The New Zealand Parliament on Wednesday approved a bill to legalize same-sex marriage [JURIST backgrounder], bringing the bill one vote closer to becoming law. The bill was approved [AP report] by a vote of 77-44, in the second of three votes needed to become law. The second vote is generally the most critical, with the third and final vote viewed as more of a formality. The vote came after public pressure for the lawmakers to support same-sex marriage. The vote was widely attended by the public, who cheered after the bill was approved. Polls show that approximately two-thirds of the population support same-sex marriage. New Zealand already has civil union laws, which grant legal benefits for same-sex couples. The language of the bill only reflected minor changes from the original version passed by an 80-40 vote. The third vote may be taken as early as April.

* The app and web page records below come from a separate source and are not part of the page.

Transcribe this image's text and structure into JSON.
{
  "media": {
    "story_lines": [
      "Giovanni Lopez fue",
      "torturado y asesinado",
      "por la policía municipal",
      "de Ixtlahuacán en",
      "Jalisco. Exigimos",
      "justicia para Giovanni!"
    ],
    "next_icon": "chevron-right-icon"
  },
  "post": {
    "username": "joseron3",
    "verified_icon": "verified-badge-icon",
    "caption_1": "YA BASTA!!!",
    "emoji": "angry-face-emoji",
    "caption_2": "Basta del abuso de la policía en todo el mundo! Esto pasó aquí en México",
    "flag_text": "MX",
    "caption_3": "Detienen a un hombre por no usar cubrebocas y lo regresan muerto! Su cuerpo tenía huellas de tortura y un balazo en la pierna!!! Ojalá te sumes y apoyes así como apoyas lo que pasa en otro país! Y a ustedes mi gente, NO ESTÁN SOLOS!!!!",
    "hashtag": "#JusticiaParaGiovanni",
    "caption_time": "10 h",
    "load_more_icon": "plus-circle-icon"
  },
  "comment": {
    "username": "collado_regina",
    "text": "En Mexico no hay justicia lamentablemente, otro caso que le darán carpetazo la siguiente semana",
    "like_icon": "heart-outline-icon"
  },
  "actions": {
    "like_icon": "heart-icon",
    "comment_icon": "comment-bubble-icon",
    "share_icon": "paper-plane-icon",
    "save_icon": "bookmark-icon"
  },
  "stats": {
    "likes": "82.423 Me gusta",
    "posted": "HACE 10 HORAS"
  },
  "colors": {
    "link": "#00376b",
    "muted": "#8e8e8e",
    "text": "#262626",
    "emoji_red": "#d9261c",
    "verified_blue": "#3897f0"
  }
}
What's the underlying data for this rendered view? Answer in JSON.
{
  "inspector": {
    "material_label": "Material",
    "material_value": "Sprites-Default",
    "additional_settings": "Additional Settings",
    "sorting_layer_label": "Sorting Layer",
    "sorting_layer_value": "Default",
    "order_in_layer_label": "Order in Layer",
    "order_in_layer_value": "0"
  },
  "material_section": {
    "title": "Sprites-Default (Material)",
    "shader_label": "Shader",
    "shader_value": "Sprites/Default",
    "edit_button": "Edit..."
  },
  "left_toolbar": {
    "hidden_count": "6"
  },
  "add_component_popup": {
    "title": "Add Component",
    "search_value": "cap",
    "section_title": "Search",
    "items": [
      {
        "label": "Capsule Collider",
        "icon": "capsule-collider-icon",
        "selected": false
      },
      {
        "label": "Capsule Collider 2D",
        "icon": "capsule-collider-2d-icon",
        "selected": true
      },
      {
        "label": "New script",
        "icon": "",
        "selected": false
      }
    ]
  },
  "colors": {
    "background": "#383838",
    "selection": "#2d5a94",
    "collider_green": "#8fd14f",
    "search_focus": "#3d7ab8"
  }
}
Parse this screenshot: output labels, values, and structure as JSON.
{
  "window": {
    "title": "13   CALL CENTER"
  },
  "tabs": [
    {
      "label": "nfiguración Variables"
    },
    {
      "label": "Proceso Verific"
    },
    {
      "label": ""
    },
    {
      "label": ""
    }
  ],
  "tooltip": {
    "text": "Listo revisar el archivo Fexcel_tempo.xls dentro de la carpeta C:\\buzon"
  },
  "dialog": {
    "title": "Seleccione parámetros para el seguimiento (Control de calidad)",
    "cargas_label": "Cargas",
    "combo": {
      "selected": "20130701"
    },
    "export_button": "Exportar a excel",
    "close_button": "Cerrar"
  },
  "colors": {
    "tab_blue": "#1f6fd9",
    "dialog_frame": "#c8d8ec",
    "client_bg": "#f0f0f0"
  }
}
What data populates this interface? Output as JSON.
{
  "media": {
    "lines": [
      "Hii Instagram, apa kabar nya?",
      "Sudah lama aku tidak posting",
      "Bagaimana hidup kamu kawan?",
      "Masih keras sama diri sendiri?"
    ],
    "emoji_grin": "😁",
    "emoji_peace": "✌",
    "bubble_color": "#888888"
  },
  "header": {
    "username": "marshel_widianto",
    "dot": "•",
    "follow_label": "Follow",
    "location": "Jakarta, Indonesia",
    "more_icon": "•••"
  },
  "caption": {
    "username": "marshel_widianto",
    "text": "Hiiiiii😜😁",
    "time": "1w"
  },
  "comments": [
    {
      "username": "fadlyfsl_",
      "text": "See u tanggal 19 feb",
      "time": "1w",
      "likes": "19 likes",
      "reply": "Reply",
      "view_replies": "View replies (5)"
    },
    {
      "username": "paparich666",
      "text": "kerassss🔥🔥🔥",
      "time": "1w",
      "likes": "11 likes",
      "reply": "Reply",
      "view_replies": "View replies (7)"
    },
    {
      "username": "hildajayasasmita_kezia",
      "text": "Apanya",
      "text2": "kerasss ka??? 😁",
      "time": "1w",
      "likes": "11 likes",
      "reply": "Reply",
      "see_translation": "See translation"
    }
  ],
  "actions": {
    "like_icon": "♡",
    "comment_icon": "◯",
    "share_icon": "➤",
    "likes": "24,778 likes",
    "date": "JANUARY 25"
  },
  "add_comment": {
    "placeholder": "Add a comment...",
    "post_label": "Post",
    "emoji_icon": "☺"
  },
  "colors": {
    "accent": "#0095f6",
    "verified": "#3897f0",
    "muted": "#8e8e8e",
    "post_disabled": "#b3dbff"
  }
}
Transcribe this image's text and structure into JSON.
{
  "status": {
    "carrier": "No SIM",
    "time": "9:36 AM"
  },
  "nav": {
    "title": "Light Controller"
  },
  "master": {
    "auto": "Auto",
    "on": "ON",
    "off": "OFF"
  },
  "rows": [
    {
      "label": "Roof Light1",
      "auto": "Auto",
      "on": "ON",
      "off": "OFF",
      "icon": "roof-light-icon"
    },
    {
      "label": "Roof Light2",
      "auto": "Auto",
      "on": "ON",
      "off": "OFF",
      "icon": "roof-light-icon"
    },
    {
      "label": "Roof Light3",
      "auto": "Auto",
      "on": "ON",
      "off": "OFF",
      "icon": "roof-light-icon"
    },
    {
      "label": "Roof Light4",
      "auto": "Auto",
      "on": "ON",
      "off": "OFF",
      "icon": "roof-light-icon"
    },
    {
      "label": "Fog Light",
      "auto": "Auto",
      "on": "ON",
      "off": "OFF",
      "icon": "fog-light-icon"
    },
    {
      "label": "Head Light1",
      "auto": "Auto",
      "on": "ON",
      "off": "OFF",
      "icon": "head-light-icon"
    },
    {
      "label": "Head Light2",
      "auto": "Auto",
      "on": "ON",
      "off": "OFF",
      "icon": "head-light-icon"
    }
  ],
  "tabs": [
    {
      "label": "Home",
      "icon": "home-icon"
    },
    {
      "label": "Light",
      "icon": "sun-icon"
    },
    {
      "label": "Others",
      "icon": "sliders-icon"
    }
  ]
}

Same-sex marriage has been controversial globally in recent years. Last month France's lower house of parliament, the National Assembly, approved a bill [JURIST report] which extends marriage and adoption rights to same-sex couples. The bill was approved by a vote of 329-229 against, with 10 abstaining, and must ultimately be approved by the senate in order to become law. Also in February the Illinois Senate approved a bill [JURIST report] to legalize same-sex marriage. The senate voted 34-21 to lift the ban on same-sex marriage in the state of Illinois. Earlier in February the UK Parliament approved [JURIST report] a same-sex marriage bill. In June Denmark approved a same-sex marriage law [JURIST report], making it the eleventh country to do so.